** Opening Records for the exercise block **

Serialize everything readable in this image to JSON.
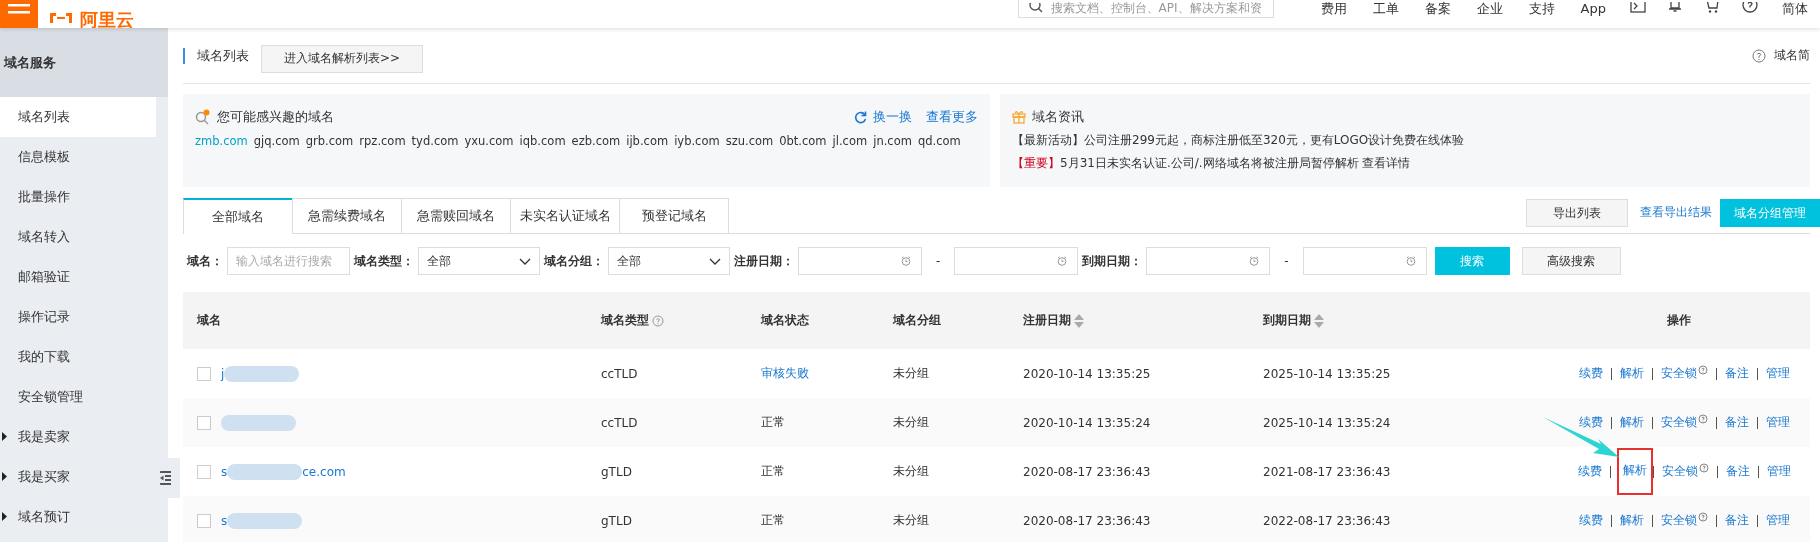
{
  "topbar": {
    "logo": "阿里云",
    "search": {
      "placeholder": "搜索文档、控制台、API、解决方案和资"
    },
    "links": [
      "费用",
      "工单",
      "备案",
      "企业",
      "支持",
      "App"
    ],
    "language": "简体"
  },
  "sidebar": {
    "title": "域名服务",
    "items": [
      {
        "label": "域名列表",
        "selected": true,
        "expandable": false
      },
      {
        "label": "信息模板",
        "selected": false,
        "expandable": false
      },
      {
        "label": "批量操作",
        "selected": false,
        "expandable": false
      },
      {
        "label": "域名转入",
        "selected": false,
        "expandable": false
      },
      {
        "label": "邮箱验证",
        "selected": false,
        "expandable": false
      },
      {
        "label": "操作记录",
        "selected": false,
        "expandable": false
      },
      {
        "label": "我的下载",
        "selected": false,
        "expandable": false
      },
      {
        "label": "安全锁管理",
        "selected": false,
        "expandable": false
      },
      {
        "label": "我是卖家",
        "selected": false,
        "expandable": true
      },
      {
        "label": "我是买家",
        "selected": false,
        "expandable": true
      },
      {
        "label": "域名预订",
        "selected": false,
        "expandable": true
      }
    ]
  },
  "header": {
    "title": "域名列表",
    "button": "进入域名解析列表>>",
    "help": "域名简"
  },
  "suggest": {
    "title": "您可能感兴趣的域名",
    "refresh": "换一换",
    "more": "查看更多",
    "domains": [
      {
        "name": "zmb.com",
        "selected": true
      },
      {
        "name": "gjq.com",
        "selected": false
      },
      {
        "name": "grb.com",
        "selected": false
      },
      {
        "name": "rpz.com",
        "selected": false
      },
      {
        "name": "tyd.com",
        "selected": false
      },
      {
        "name": "yxu.com",
        "selected": false
      },
      {
        "name": "iqb.com",
        "selected": false
      },
      {
        "name": "ezb.com",
        "selected": false
      },
      {
        "name": "ijb.com",
        "selected": false
      },
      {
        "name": "iyb.com",
        "selected": false
      },
      {
        "name": "szu.com",
        "selected": false
      },
      {
        "name": "0bt.com",
        "selected": false
      },
      {
        "name": "jl.com",
        "selected": false
      },
      {
        "name": "jn.com",
        "selected": false
      },
      {
        "name": "qd.com",
        "selected": false
      }
    ]
  },
  "news": {
    "title": "域名资讯",
    "items": [
      {
        "tag": "【最新活动】",
        "text": "公司注册299元起，商标注册低至320元，更有LOGO设计免费在线体验",
        "important": false
      },
      {
        "tag": "【重要】",
        "text": "5月31日未实名认证.公司/.网络域名将被注册局暂停解析 查看详情",
        "important": true
      }
    ]
  },
  "tabs": [
    {
      "label": "全部域名",
      "selected": true
    },
    {
      "label": "急需续费域名",
      "selected": false
    },
    {
      "label": "急需赎回域名",
      "selected": false
    },
    {
      "label": "未实名认证域名",
      "selected": false
    },
    {
      "label": "预登记域名",
      "selected": false
    }
  ],
  "actions": {
    "export": "导出列表",
    "view_export": "查看导出结果",
    "group_manage": "域名分组管理"
  },
  "filters": {
    "domain_label": "域名：",
    "domain_placeholder": "输入域名进行搜索",
    "type_label": "域名类型：",
    "type_value": "全部",
    "group_label": "域名分组：",
    "group_value": "全部",
    "reg_label": "注册日期：",
    "exp_label": "到期日期：",
    "dash": "-",
    "search": "搜索",
    "advanced": "高级搜索"
  },
  "table": {
    "columns": [
      "域名",
      "域名类型",
      "域名状态",
      "域名分组",
      "注册日期",
      "到期日期",
      "操作"
    ],
    "rows": [
      {
        "checked": false,
        "domain_parts": [
          "j"
        ],
        "type": "ccTLD",
        "status": "审核失败",
        "status_link": true,
        "group": "未分组",
        "registered": "2020-10-14 13:35:25",
        "expires": "2025-10-14 13:35:25",
        "ops": [
          "续费",
          "解析",
          "安全锁",
          "备注",
          "管理"
        ],
        "highlighted": false
      },
      {
        "checked": false,
        "domain_parts": [],
        "type": "ccTLD",
        "status": "正常",
        "status_link": false,
        "group": "未分组",
        "registered": "2020-10-14 13:35:24",
        "expires": "2025-10-14 13:35:24",
        "ops": [
          "续费",
          "解析",
          "安全锁",
          "备注",
          "管理"
        ],
        "highlighted": false
      },
      {
        "checked": false,
        "domain_parts": [
          "s",
          "ce.com"
        ],
        "type": "gTLD",
        "status": "正常",
        "status_link": false,
        "group": "未分组",
        "registered": "2020-08-17 23:36:43",
        "expires": "2021-08-17 23:36:43",
        "ops": [
          "续费",
          "解析",
          "安全锁",
          "备注",
          "管理"
        ],
        "highlighted": true
      },
      {
        "checked": false,
        "domain_parts": [
          "s"
        ],
        "type": "gTLD",
        "status": "正常",
        "status_link": false,
        "group": "未分组",
        "registered": "2020-08-17 23:36:43",
        "expires": "2022-08-17 23:36:43",
        "ops": [
          "续费",
          "解析",
          "安全锁",
          "备注",
          "管理"
        ],
        "highlighted": false
      }
    ]
  }
}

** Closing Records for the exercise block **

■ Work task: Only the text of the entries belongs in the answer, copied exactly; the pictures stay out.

■ Solution for this problem:
Serialize everything readable in this image to JSON.
{
  "topbar": {
    "logo": "阿里云",
    "search": {
      "placeholder": "搜索文档、控制台、API、解决方案和资"
    },
    "links": [
      "费用",
      "工单",
      "备案",
      "企业",
      "支持",
      "App"
    ],
    "language": "简体"
  },
  "sidebar": {
    "title": "域名服务",
    "items": [
      {
        "label": "域名列表",
        "selected": true,
        "expandable": false
      },
      {
        "label": "信息模板",
        "selected": false,
        "expandable": false
      },
      {
        "label": "批量操作",
        "selected": false,
        "expandable": false
      },
      {
        "label": "域名转入",
        "selected": false,
        "expandable": false
      },
      {
        "label": "邮箱验证",
        "selected": false,
        "expandable": false
      },
      {
        "label": "操作记录",
        "selected": false,
        "expandable": false
      },
      {
        "label": "我的下载",
        "selected": false,
        "expandable": false
      },
      {
        "label": "安全锁管理",
        "selected": false,
        "expandable": false
      },
      {
        "label": "我是卖家",
        "selected": false,
        "expandable": true
      },
      {
        "label": "我是买家",
        "selected": false,
        "expandable": true
      },
      {
        "label": "域名预订",
        "selected": false,
        "expandable": true
      }
    ]
  },
  "header": {
    "title": "域名列表",
    "button": "进入域名解析列表>>",
    "help": "域名简"
  },
  "suggest": {
    "title": "您可能感兴趣的域名",
    "refresh": "换一换",
    "more": "查看更多",
    "domains": [
      {
        "name": "zmb.com",
        "selected": true
      },
      {
        "name": "gjq.com",
        "selected": false
      },
      {
        "name": "grb.com",
        "selected": false
      },
      {
        "name": "rpz.com",
        "selected": false
      },
      {
        "name": "tyd.com",
        "selected": false
      },
      {
        "name": "yxu.com",
        "selected": false
      },
      {
        "name": "iqb.com",
        "selected": false
      },
      {
        "name": "ezb.com",
        "selected": false
      },
      {
        "name": "ijb.com",
        "selected": false
      },
      {
        "name": "iyb.com",
        "selected": false
      },
      {
        "name": "szu.com",
        "selected": false
      },
      {
        "name": "0bt.com",
        "selected": false
      },
      {
        "name": "jl.com",
        "selected": false
      },
      {
        "name": "jn.com",
        "selected": false
      },
      {
        "name": "qd.com",
        "selected": false
      }
    ]
  },
  "news": {
    "title": "域名资讯",
    "items": [
      {
        "tag": "【最新活动】",
        "text": "公司注册299元起，商标注册低至320元，更有LOGO设计免费在线体验",
        "important": false
      },
      {
        "tag": "【重要】",
        "text": "5月31日未实名认证.公司/.网络域名将被注册局暂停解析 查看详情",
        "important": true
      }
    ]
  },
  "tabs": [
    {
      "label": "全部域名",
      "selected": true
    },
    {
      "label": "急需续费域名",
      "selected": false
    },
    {
      "label": "急需赎回域名",
      "selected": false
    },
    {
      "label": "未实名认证域名",
      "selected": false
    },
    {
      "label": "预登记域名",
      "selected": false
    }
  ],
  "actions": {
    "export": "导出列表",
    "view_export": "查看导出结果",
    "group_manage": "域名分组管理"
  },
  "filters": {
    "domain_label": "域名：",
    "domain_placeholder": "输入域名进行搜索",
    "type_label": "域名类型：",
    "type_value": "全部",
    "group_label": "域名分组：",
    "group_value": "全部",
    "reg_label": "注册日期：",
    "exp_label": "到期日期：",
    "dash": "-",
    "search": "搜索",
    "advanced": "高级搜索"
  },
  "table": {
    "columns": [
      "域名",
      "域名类型",
      "域名状态",
      "域名分组",
      "注册日期",
      "到期日期",
      "操作"
    ],
    "rows": [
      {
        "checked": false,
        "domain_parts": [
          "j"
        ],
        "type": "ccTLD",
        "status": "审核失败",
        "status_link": true,
        "group": "未分组",
        "registered": "2020-10-14 13:35:25",
        "expires": "2025-10-14 13:35:25",
        "ops": [
          "续费",
          "解析",
          "安全锁",
          "备注",
          "管理"
        ],
        "highlighted": false
      },
      {
        "checked": false,
        "domain_parts": [],
        "type": "ccTLD",
        "status": "正常",
        "status_link": false,
        "group": "未分组",
        "registered": "2020-10-14 13:35:24",
        "expires": "2025-10-14 13:35:24",
        "ops": [
          "续费",
          "解析",
          "安全锁",
          "备注",
          "管理"
        ],
        "highlighted": false
      },
      {
        "checked": false,
        "domain_parts": [
          "s",
          "ce.com"
        ],
        "type": "gTLD",
        "status": "正常",
        "status_link": false,
        "group": "未分组",
        "registered": "2020-08-17 23:36:43",
        "expires": "2021-08-17 23:36:43",
        "ops": [
          "续费",
          "解析",
          "安全锁",
          "备注",
          "管理"
        ],
        "highlighted": true
      },
      {
        "checked": false,
        "domain_parts": [
          "s"
        ],
        "type": "gTLD",
        "status": "正常",
        "status_link": false,
        "group": "未分组",
        "registered": "2020-08-17 23:36:43",
        "expires": "2022-08-17 23:36:43",
        "ops": [
          "续费",
          "解析",
          "安全锁",
          "备注",
          "管理"
        ],
        "highlighted": false
      }
    ]
  }
}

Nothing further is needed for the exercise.